What calls out the writer in us?

What is the purpose of writing? Moreover, what is the purpose of the writer when they are not writing? I've been asking myself these questions for six years now, and I've never been satisfied with my answers.

A missing isolation of geekdom

It's such a pleasure to have friends here. I do still sometimes wish that all of my friends lived in one place. It would mean that the times between talks such as these would not be so long and so quiet. Instead I find myself the occasional Gertrude Stein of the geek community, bringing them together and letting contacts go as they may.

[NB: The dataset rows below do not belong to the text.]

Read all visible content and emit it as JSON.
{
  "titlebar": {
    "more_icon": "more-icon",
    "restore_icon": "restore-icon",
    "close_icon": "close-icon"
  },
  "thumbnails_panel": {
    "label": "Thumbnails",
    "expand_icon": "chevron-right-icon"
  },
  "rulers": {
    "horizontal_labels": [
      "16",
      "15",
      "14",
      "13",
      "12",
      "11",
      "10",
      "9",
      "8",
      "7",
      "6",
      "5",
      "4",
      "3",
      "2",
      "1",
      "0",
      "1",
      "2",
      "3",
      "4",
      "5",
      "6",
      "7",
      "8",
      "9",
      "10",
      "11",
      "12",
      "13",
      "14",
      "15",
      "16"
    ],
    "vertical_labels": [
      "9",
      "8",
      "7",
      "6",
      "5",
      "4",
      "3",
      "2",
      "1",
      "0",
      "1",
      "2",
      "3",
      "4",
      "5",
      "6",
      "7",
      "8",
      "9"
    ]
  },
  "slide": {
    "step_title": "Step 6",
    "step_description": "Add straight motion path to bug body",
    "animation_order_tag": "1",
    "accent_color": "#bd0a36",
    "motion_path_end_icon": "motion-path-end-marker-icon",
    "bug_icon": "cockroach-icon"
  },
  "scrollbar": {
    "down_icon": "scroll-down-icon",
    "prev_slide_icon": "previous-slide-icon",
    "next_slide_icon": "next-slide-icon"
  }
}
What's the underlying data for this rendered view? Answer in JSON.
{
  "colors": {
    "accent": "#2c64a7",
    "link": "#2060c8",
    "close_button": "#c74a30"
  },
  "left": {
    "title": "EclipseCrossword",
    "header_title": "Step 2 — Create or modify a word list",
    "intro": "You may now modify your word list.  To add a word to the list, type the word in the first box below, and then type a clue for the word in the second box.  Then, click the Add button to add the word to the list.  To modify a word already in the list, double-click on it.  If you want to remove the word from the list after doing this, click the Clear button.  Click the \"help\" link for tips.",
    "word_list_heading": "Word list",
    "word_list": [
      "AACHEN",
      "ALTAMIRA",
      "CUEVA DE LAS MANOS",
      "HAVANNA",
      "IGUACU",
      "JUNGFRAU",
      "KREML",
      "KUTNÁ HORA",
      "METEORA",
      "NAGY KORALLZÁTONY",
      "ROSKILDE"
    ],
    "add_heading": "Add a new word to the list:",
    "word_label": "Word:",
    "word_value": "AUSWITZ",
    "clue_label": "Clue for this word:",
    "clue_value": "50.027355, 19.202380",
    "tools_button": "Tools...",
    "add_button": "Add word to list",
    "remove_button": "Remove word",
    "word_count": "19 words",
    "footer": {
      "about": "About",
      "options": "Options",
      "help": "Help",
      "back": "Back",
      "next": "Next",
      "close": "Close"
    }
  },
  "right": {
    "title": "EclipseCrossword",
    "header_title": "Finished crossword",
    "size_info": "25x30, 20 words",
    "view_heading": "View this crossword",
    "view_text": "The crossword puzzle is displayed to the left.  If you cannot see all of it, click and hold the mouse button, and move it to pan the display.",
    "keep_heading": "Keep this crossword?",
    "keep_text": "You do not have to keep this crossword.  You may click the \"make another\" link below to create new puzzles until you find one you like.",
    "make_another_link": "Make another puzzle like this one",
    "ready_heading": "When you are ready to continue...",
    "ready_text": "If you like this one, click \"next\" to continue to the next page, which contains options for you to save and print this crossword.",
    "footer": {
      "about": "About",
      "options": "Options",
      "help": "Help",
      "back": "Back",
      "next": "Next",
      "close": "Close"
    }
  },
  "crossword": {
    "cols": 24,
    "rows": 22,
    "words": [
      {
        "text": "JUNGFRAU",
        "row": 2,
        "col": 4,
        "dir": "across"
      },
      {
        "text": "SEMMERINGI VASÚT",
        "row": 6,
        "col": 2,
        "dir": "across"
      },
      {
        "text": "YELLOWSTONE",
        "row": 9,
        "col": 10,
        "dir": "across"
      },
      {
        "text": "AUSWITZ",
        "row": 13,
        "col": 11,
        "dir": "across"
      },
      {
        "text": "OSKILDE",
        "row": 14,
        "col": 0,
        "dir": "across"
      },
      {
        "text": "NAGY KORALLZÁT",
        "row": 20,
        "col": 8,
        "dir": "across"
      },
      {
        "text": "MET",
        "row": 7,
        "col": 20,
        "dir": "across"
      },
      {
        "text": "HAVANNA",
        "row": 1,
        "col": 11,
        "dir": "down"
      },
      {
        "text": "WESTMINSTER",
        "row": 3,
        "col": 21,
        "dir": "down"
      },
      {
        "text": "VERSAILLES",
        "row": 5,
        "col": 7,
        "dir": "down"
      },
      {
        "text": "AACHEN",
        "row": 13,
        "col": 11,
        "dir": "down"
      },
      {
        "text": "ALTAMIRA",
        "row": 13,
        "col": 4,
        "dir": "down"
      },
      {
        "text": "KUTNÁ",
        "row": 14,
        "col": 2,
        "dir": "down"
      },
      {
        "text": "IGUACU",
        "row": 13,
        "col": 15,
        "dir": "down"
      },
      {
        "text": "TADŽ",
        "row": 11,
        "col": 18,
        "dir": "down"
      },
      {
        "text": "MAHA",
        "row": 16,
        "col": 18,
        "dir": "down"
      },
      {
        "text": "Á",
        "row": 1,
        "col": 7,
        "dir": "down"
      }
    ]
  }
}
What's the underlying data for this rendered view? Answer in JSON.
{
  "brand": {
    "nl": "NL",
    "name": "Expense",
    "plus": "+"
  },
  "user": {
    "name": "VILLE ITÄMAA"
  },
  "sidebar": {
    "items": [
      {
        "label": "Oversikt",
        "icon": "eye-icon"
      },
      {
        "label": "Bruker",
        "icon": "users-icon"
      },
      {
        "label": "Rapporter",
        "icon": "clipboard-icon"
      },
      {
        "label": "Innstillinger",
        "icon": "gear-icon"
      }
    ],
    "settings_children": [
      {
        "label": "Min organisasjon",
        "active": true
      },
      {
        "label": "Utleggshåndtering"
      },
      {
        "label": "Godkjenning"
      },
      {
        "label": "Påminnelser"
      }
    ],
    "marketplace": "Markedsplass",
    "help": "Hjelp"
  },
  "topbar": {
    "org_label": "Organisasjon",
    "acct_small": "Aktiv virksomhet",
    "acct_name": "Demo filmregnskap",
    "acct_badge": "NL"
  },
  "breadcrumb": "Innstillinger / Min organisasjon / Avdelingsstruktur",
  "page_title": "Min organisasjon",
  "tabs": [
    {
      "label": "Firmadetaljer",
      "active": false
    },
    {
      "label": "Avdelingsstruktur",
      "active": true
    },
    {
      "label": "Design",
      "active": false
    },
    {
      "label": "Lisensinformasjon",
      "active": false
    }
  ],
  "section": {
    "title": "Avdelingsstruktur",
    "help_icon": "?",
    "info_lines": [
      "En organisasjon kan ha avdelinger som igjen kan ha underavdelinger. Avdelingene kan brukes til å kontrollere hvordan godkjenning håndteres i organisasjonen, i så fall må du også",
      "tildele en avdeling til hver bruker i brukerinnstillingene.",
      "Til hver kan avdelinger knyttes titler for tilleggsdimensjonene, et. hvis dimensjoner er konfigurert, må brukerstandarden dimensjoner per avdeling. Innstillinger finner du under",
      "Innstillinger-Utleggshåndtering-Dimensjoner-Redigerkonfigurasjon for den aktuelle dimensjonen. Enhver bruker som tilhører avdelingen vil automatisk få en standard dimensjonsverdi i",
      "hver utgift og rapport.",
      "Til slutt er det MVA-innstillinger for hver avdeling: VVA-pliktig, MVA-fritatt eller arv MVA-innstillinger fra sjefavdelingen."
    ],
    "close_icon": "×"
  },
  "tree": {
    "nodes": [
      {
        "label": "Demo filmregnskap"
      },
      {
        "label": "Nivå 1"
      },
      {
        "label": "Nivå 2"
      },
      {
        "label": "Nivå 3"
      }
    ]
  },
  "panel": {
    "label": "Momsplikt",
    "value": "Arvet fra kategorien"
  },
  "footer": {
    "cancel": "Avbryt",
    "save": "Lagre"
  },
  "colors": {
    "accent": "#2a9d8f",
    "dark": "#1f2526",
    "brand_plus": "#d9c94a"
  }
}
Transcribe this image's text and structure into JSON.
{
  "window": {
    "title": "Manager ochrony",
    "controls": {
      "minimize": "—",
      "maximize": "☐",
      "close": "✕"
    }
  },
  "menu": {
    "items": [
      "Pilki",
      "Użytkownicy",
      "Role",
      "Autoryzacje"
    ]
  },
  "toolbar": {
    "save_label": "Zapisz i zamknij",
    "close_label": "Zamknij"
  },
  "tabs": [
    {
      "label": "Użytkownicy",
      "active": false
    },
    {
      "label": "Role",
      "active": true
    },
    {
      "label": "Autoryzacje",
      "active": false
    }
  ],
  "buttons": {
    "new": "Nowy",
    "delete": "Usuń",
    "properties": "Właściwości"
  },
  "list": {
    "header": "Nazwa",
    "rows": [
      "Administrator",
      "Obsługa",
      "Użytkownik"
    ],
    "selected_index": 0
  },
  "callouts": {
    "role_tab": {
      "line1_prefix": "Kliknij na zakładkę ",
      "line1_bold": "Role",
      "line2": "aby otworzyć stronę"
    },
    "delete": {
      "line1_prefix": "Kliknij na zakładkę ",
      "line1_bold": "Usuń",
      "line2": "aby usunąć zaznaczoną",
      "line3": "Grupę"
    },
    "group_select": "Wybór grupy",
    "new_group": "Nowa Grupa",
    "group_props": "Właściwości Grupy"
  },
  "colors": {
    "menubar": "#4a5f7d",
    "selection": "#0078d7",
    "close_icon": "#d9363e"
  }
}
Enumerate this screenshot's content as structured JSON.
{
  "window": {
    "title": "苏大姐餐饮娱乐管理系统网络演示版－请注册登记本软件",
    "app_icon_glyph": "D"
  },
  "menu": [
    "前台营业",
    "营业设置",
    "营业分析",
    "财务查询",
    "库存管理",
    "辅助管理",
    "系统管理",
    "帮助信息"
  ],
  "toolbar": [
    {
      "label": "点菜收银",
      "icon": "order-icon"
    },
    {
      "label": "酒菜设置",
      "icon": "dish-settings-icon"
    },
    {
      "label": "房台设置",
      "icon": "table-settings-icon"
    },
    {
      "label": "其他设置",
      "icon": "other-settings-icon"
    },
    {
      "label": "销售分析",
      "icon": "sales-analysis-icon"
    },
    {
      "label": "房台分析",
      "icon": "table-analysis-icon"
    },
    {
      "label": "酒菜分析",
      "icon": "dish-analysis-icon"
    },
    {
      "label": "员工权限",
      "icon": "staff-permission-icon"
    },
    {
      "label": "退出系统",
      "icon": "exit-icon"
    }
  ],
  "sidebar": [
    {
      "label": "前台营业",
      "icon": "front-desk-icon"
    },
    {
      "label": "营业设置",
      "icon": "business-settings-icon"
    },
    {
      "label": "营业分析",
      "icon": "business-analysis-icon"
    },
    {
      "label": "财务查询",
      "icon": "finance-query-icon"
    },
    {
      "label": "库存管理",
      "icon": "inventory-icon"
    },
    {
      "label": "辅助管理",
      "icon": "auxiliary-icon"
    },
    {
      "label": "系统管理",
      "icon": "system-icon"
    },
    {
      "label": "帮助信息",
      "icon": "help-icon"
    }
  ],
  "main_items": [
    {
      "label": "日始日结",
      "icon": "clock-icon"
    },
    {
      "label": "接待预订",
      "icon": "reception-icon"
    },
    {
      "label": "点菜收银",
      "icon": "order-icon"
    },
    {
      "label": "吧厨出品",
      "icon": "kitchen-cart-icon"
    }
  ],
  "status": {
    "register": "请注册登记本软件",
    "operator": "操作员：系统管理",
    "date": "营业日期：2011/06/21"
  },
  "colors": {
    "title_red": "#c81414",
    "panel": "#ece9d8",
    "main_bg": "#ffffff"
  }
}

To quote Stein, we geeks are ourselves something of a lost generation. We are geographically isolated from each other, yet depend on our electronic boxes for our socialization, our information, our friendships, our world. We are minorities in every community, and the majority in a few shockingly-priced communities that are out of the reach of those of us bright enough to master our trades but not to be the shockingly brilliant wunderkind that brings out the mega-funding from corporate America.

As the Jam gears up

It's a bit odd to be sitting here right now. Big Spring Jam is quickly gearing up—Huntsville's annual music festival is less than half a block away from where I'm sitting right now. I've been listening to Michael McDonald do his soundcheck. There's a surreal quality to all this.

Sean has arrived. We spent a good while pestering each other today while I was ostensibly working.

playfully neurotic ectophiles on icewine

Tonight it's me, the techno, and a bottle of wine.

I am at home, peacefully and quietly nursing a drink like the adult that I'm generally not, desperately wishing this techno were louder and that I were amongst friends at an all-night rave. That's my mood—every once in a while I get the urge to slap on the most anonymous clothes I can, tie on my combat boots, and drag someone out with me to dance mindlessly until the sun rises.

Few and far between: learning to live with the person you've grown into being

While driving back from buying my lunch today, I was thinking about the concept of age, and how much it matters to people. We have a twofold conception of age in this society—we are obsessed both with our chronological age and our mental age. Due to our obsession with numbers in base ten, we see numbers that end with a '0' as being somehow more significant than others, more indicative of a stage of life, than any number in between.

Normally, this isn't a problem. But things get interesting when mental age doesn't equal chronological age. We as society members expect everyone to mature somewhere along an expected scale. We have certain expectations about the emotional maturation of two-year-olds versus forty-year-olds, for example.